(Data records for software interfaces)
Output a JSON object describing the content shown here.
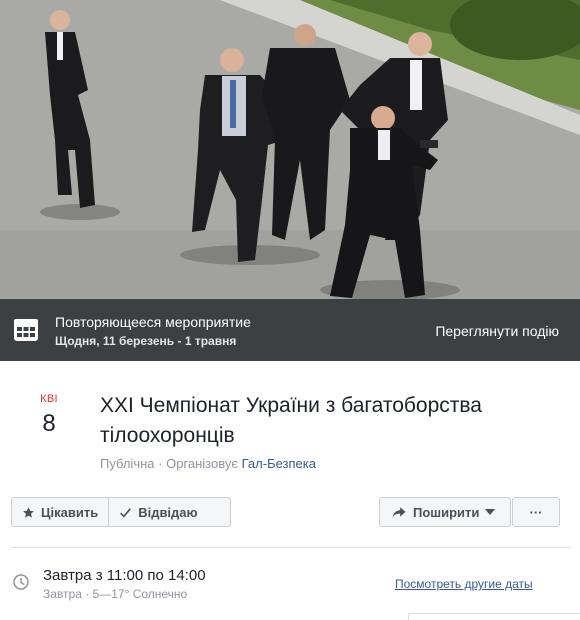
{
  "cover": {
    "photo": "men-in-black-suits-bodyguard-drill-photo"
  },
  "banner": {
    "icon": "calendar-grid-icon",
    "title": "Повторяющееся мероприятие",
    "subtitle": "Щодня, 11 березень - 1 травня",
    "view_label": "Переглянути подію"
  },
  "event": {
    "month": "КВІ",
    "day": "8",
    "title": "XXI Чемпіонат України з багатоборства тілоохоронців",
    "privacy": "Публічна",
    "separator": " · ",
    "organizer_prefix": "Організовує ",
    "organizer": "Гал-Безпека"
  },
  "actions": {
    "interested_label": "Цікавить",
    "going_label": "Відвідаю",
    "share_label": "Поширити",
    "more_label": "···"
  },
  "details": {
    "time": "Завтра з 11:00 по 14:00",
    "weather": "Завтра · 5—17° Солнечно",
    "other_dates_label": "Посмотреть другие даты"
  }
}
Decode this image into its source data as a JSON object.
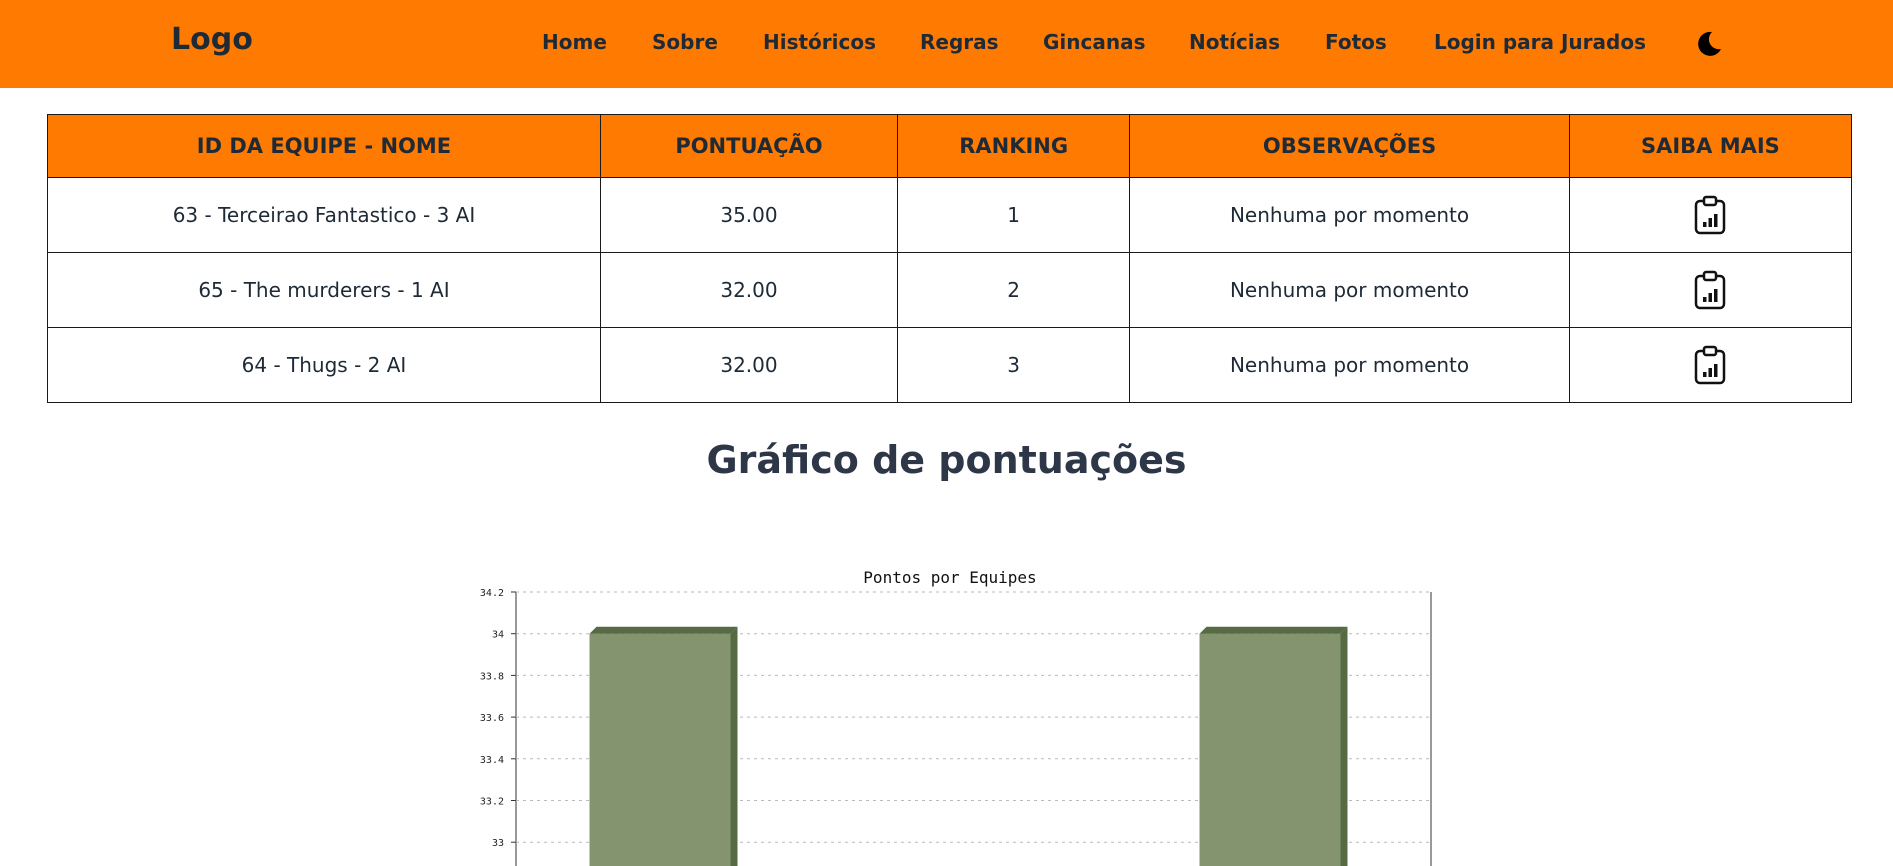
{
  "header": {
    "logo": "Logo",
    "nav": [
      "Home",
      "Sobre",
      "Históricos",
      "Regras",
      "Gincanas",
      "Notícias",
      "Fotos",
      "Login para Jurados"
    ],
    "theme_toggle_icon": "moon-icon"
  },
  "table": {
    "headers": [
      "ID DA EQUIPE - NOME",
      "PONTUAÇÃO",
      "RANKING",
      "OBSERVAÇÕES",
      "SAIBA MAIS"
    ],
    "rows": [
      {
        "team": "63 - Terceirao Fantastico - 3 AI",
        "score": "35.00",
        "rank": "1",
        "notes": "Nenhuma por momento",
        "more_icon": "clipboard-chart-icon"
      },
      {
        "team": "65 - The murderers - 1 AI",
        "score": "32.00",
        "rank": "2",
        "notes": "Nenhuma por momento",
        "more_icon": "clipboard-chart-icon"
      },
      {
        "team": "64 - Thugs - 2 AI",
        "score": "32.00",
        "rank": "3",
        "notes": "Nenhuma por momento",
        "more_icon": "clipboard-chart-icon"
      }
    ]
  },
  "section": {
    "title": "Gráfico de pontuações"
  },
  "colors": {
    "header_bg": "#ff7a00",
    "bar_front": "#84946f",
    "bar_side": "#566b43"
  },
  "chart_data": {
    "type": "bar",
    "title": "Pontos por Equipes",
    "categories": [
      "",
      ""
    ],
    "values": [
      34,
      34
    ],
    "yticks": [
      "34.2",
      "34",
      "33.8",
      "33.6",
      "33.4",
      "33.2",
      "33"
    ],
    "ylim": [
      33,
      34.2
    ],
    "grid": true,
    "xlabel": "",
    "ylabel": ""
  }
}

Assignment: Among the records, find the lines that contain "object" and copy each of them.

Problem solution:
Output a JSON object describing the content shown here.
Decode this image into its source data as a JSON object.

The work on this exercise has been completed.